Review: The Drop

Posted by Ed Williamson at 11:00 on 13 Nov 2014
The Drop
Now look. You might have seen some pictures of Tom Hardy and a puppy. And yes, it's all very cute and everything, but I'd like it if we could just get past that and focus on what is after all a very atmospheric crime thriller that makes good use of AWWWW LOOK AT ITS WIDDLE FACE

Ranking the films of alternate universe Christopher Nolan

Posted by Ali Gray at 23:30 on 10 Nov 2014
Ranking the films of alternate universe Christopher Nolan
Listicles! They're terrible. As everyone else concentrates on the important matter of ranking Christopher Nolan's films into an entirely arbitrary order - yes, all nine of them - we thought it would be more suited to the themes of Interstellar if we hopped through a wormhole to rank the films of alternate universe Christopher Nolan.

Review: Interstellar

Posted by Ali Gray at 00:30 on 05 Nov 2014
Interstellar
As long as Christopher Nolan continues to exist, do we really need Steven Spielberg any more? Ol' King Noles is doing a darn fine job of delivering mega-bucks events movies with small and personal stories at the core; gigantic, universe-expanding motion pictures anchored by daddy issues, the kind which Beardo used to smash out on a regular basis. Interstellar is the latest Chris Nolan project to take a leaf out of Spielberg's playbook - once upon a time it was a Steven Spielberg project after all - and it bears the hallmarks of both directors: it's an ambitious, challenging sci-fi that takes one small step for blockbuster cinema but ultimately remains accessible to all.

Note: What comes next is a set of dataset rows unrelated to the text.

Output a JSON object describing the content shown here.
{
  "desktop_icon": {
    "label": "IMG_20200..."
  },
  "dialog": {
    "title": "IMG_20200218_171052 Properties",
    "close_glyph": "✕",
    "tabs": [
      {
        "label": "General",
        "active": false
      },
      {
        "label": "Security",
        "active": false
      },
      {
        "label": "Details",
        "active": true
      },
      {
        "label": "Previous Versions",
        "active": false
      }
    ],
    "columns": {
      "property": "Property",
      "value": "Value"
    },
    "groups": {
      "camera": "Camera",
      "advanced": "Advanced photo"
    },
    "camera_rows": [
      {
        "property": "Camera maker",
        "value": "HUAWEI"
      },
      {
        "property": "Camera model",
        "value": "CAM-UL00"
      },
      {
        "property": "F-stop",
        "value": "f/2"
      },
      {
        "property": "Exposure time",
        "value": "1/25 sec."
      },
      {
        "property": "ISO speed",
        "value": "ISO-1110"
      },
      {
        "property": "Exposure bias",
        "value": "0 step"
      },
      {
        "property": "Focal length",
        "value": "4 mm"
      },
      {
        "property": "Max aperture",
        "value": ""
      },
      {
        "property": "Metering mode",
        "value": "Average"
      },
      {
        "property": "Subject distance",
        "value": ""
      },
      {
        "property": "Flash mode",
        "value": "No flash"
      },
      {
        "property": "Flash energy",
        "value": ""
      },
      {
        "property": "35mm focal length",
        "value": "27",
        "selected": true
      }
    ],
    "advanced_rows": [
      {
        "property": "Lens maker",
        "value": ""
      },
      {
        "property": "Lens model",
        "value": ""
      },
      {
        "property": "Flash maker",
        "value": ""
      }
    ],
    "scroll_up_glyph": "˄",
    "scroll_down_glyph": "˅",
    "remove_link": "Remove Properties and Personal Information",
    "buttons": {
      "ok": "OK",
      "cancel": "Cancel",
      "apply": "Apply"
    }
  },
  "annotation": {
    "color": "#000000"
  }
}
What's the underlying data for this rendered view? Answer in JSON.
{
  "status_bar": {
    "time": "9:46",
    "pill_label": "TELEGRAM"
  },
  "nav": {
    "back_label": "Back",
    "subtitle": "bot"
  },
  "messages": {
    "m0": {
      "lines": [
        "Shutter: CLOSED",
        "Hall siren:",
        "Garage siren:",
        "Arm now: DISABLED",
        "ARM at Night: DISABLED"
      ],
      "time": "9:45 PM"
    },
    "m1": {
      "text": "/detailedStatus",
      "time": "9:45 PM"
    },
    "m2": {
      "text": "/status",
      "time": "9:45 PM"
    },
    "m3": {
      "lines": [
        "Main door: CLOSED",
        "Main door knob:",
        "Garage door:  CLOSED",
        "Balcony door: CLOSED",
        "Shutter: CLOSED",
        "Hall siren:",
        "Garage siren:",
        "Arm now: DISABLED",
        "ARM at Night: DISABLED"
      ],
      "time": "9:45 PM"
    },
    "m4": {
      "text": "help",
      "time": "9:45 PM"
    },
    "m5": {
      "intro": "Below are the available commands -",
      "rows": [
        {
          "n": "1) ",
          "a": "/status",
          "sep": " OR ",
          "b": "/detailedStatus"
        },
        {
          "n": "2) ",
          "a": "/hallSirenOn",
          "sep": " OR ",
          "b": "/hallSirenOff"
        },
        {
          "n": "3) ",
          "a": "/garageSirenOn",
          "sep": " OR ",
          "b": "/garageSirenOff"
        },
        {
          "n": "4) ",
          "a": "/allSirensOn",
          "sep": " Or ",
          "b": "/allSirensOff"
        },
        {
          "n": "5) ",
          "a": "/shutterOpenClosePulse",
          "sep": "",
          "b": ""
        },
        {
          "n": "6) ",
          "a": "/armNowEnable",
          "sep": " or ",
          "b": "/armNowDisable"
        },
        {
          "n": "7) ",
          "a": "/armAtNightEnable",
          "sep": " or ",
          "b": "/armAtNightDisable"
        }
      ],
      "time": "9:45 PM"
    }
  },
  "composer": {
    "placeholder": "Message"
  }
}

All the talk of Kubrick and 2001 is light years off the mark: Interstellar is the kind of space odyssey that has only shameless, monolothic entertainment on the agenda.

Review: Nightcrawler

Posted by Ali Gray at 18:00 on 02 Nov 2014
Nightcrawler
There's an uncomfortable undercurrent to Dan Gilroy's seedy thriller Nightcrawler that I didn't quite identify until after the credits had rolled and the stank had worn off. The tale of a grim opportunist named Lou Bloom (Jake Gyllenhaal) who weasels a career out of being the first lens on the crime scene, Nightcrawler is equal parts slick and sick, portraying the denizens of the neon-soaked Los Angeles nightlife as creepy-crawlies squirming under a rock. It's Gyllenhaal's unforgettable creation, however, that sticks in the memory: with bug eyes, sunken cheeks and a moral barometer on the fritz, I eventually realised that Lou Bloom is to paparazzi what Tony Montana is to gangsters - a totemic figurehead that suggests all you need to success is an excess of motivation and an absence of conscience. Filtered through this lens, Nightcrawler becomes the scariest movie you'll see all year.
Out this week
+Horrible Bosses 2 (15)
Our review
+Paddington (PG)
All articles
+Hockney (15)
+I Am Ali (PG)